### INSTRUCTIONS FOR THE TASK
Please copy the data exactly as it stands, minus the images.

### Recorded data

● ● ●

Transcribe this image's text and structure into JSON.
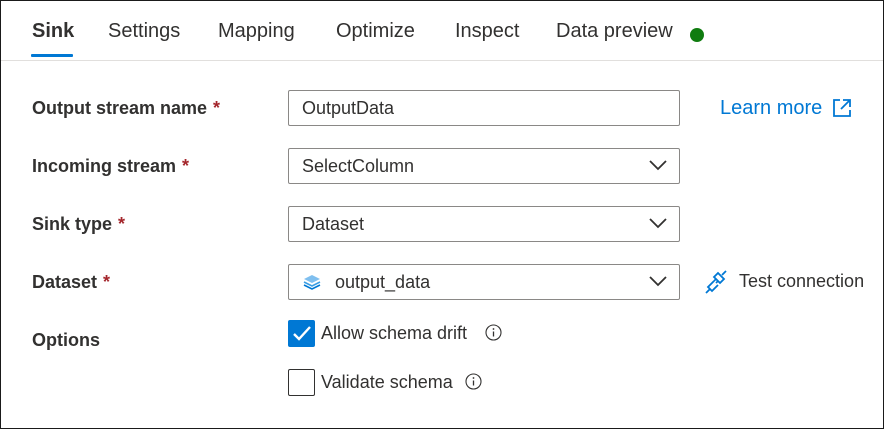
{
  "tabs": [
    {
      "label": "Sink",
      "active": true
    },
    {
      "label": "Settings",
      "active": false
    },
    {
      "label": "Mapping",
      "active": false
    },
    {
      "label": "Optimize",
      "active": false
    },
    {
      "label": "Inspect",
      "active": false
    },
    {
      "label": "Data preview",
      "active": false
    }
  ],
  "status": {
    "icon": "status-dot-icon",
    "color": "#107c10"
  },
  "form": {
    "output_stream_name": {
      "label": "Output stream name",
      "required": "*",
      "value": "OutputData"
    },
    "incoming_stream": {
      "label": "Incoming stream",
      "required": "*",
      "value": "SelectColumn"
    },
    "sink_type": {
      "label": "Sink type",
      "required": "*",
      "value": "Dataset"
    },
    "dataset": {
      "label": "Dataset",
      "required": "*",
      "value": "output_data",
      "icon": "dataset-icon"
    },
    "options": {
      "label": "Options"
    }
  },
  "learn_more": {
    "label": "Learn more",
    "icon": "external-link-icon"
  },
  "test_connection": {
    "label": "Test connection",
    "icon": "plug-connection-icon"
  },
  "checkboxes": {
    "allow_schema_drift": {
      "label": "Allow schema drift",
      "checked": true
    },
    "validate_schema": {
      "label": "Validate schema",
      "checked": false
    }
  },
  "colors": {
    "accent": "#0078d4",
    "required": "#a4262c",
    "status": "#107c10"
  }
}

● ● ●

### OUTPUT OF THE TASK
Transcribe this image's text and structure into JSON.
{
  "tabs": [
    {
      "label": "Sink",
      "active": true
    },
    {
      "label": "Settings",
      "active": false
    },
    {
      "label": "Mapping",
      "active": false
    },
    {
      "label": "Optimize",
      "active": false
    },
    {
      "label": "Inspect",
      "active": false
    },
    {
      "label": "Data preview",
      "active": false
    }
  ],
  "status": {
    "icon": "status-dot-icon",
    "color": "#107c10"
  },
  "form": {
    "output_stream_name": {
      "label": "Output stream name",
      "required": "*",
      "value": "OutputData"
    },
    "incoming_stream": {
      "label": "Incoming stream",
      "required": "*",
      "value": "SelectColumn"
    },
    "sink_type": {
      "label": "Sink type",
      "required": "*",
      "value": "Dataset"
    },
    "dataset": {
      "label": "Dataset",
      "required": "*",
      "value": "output_data",
      "icon": "dataset-icon"
    },
    "options": {
      "label": "Options"
    }
  },
  "learn_more": {
    "label": "Learn more",
    "icon": "external-link-icon"
  },
  "test_connection": {
    "label": "Test connection",
    "icon": "plug-connection-icon"
  },
  "checkboxes": {
    "allow_schema_drift": {
      "label": "Allow schema drift",
      "checked": true
    },
    "validate_schema": {
      "label": "Validate schema",
      "checked": false
    }
  },
  "colors": {
    "accent": "#0078d4",
    "required": "#a4262c",
    "status": "#107c10"
  }
}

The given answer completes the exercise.